EXERCISE REQUIREMENTS:
Please restate the data exactly, from the first line to the last.

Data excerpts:
* * * * * * *
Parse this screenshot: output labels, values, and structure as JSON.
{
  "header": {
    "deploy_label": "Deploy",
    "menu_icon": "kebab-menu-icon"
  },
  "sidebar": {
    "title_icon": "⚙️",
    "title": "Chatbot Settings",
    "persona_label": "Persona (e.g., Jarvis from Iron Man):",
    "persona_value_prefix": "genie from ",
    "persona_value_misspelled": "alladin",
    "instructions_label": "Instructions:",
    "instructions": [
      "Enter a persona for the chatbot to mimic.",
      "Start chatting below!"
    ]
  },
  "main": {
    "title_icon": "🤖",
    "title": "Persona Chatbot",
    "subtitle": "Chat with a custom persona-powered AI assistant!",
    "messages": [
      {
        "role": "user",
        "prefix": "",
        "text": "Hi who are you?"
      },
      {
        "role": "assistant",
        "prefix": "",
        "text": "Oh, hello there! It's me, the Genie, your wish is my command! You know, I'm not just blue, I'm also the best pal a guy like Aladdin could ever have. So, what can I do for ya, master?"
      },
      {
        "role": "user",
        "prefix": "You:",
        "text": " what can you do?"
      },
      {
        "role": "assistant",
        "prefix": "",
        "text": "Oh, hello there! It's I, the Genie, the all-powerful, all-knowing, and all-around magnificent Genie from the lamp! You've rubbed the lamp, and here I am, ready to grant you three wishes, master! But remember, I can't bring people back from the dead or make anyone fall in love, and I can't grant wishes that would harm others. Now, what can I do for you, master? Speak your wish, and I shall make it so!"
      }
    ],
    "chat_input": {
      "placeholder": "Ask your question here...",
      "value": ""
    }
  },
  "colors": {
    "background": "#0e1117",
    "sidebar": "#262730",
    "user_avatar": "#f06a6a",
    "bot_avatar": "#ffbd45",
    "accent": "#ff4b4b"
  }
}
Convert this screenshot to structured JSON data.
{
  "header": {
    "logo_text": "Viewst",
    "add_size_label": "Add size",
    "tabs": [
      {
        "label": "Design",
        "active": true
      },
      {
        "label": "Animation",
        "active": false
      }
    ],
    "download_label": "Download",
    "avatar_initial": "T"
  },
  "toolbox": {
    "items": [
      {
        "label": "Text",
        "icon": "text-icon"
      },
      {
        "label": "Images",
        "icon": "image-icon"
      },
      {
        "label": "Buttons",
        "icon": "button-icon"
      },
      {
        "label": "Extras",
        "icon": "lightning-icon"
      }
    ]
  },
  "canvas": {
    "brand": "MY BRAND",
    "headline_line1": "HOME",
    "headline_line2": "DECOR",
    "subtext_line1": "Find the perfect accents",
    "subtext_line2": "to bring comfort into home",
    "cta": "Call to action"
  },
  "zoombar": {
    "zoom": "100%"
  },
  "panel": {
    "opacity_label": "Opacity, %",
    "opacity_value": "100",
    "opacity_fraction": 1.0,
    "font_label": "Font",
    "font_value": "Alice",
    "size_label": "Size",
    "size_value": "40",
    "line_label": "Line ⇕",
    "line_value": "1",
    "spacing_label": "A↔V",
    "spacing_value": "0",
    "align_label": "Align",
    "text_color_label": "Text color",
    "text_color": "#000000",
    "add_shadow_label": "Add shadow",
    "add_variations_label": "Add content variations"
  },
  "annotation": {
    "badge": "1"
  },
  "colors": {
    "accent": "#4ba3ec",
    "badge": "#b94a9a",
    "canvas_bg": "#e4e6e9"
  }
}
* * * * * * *
TASK SOLUTION:
Parse this screenshot: output labels, values, and structure as JSON.
{
  "header": {
    "deploy_label": "Deploy",
    "menu_icon": "kebab-menu-icon"
  },
  "sidebar": {
    "title_icon": "⚙️",
    "title": "Chatbot Settings",
    "persona_label": "Persona (e.g., Jarvis from Iron Man):",
    "persona_value_prefix": "genie from ",
    "persona_value_misspelled": "alladin",
    "instructions_label": "Instructions:",
    "instructions": [
      "Enter a persona for the chatbot to mimic.",
      "Start chatting below!"
    ]
  },
  "main": {
    "title_icon": "🤖",
    "title": "Persona Chatbot",
    "subtitle": "Chat with a custom persona-powered AI assistant!",
    "messages": [
      {
        "role": "user",
        "prefix": "",
        "text": "Hi who are you?"
      },
      {
        "role": "assistant",
        "prefix": "",
        "text": "Oh, hello there! It's me, the Genie, your wish is my command! You know, I'm not just blue, I'm also the best pal a guy like Aladdin could ever have. So, what can I do for ya, master?"
      },
      {
        "role": "user",
        "prefix": "You:",
        "text": " what can you do?"
      },
      {
        "role": "assistant",
        "prefix": "",
        "text": "Oh, hello there! It's I, the Genie, the all-powerful, all-knowing, and all-around magnificent Genie from the lamp! You've rubbed the lamp, and here I am, ready to grant you three wishes, master! But remember, I can't bring people back from the dead or make anyone fall in love, and I can't grant wishes that would harm others. Now, what can I do for you, master? Speak your wish, and I shall make it so!"
      }
    ],
    "chat_input": {
      "placeholder": "Ask your question here...",
      "value": ""
    }
  },
  "colors": {
    "background": "#0e1117",
    "sidebar": "#262730",
    "user_avatar": "#f06a6a",
    "bot_avatar": "#ffbd45",
    "accent": "#ff4b4b"
  }
}
Convert this screenshot to structured JSON data.
{
  "header": {
    "logo_text": "Viewst",
    "add_size_label": "Add size",
    "tabs": [
      {
        "label": "Design",
        "active": true
      },
      {
        "label": "Animation",
        "active": false
      }
    ],
    "download_label": "Download",
    "avatar_initial": "T"
  },
  "toolbox": {
    "items": [
      {
        "label": "Text",
        "icon": "text-icon"
      },
      {
        "label": "Images",
        "icon": "image-icon"
      },
      {
        "label": "Buttons",
        "icon": "button-icon"
      },
      {
        "label": "Extras",
        "icon": "lightning-icon"
      }
    ]
  },
  "canvas": {
    "brand": "MY BRAND",
    "headline_line1": "HOME",
    "headline_line2": "DECOR",
    "subtext_line1": "Find the perfect accents",
    "subtext_line2": "to bring comfort into home",
    "cta": "Call to action"
  },
  "zoombar": {
    "zoom": "100%"
  },
  "panel": {
    "opacity_label": "Opacity, %",
    "opacity_value": "100",
    "opacity_fraction": 1.0,
    "font_label": "Font",
    "font_value": "Alice",
    "size_label": "Size",
    "size_value": "40",
    "line_label": "Line ⇕",
    "line_value": "1",
    "spacing_label": "A↔V",
    "spacing_value": "0",
    "align_label": "Align",
    "text_color_label": "Text color",
    "text_color": "#000000",
    "add_shadow_label": "Add shadow",
    "add_variations_label": "Add content variations"
  },
  "annotation": {
    "badge": "1"
  },
  "colors": {
    "accent": "#4ba3ec",
    "badge": "#b94a9a",
    "canvas_bg": "#e4e6e9"
  }
}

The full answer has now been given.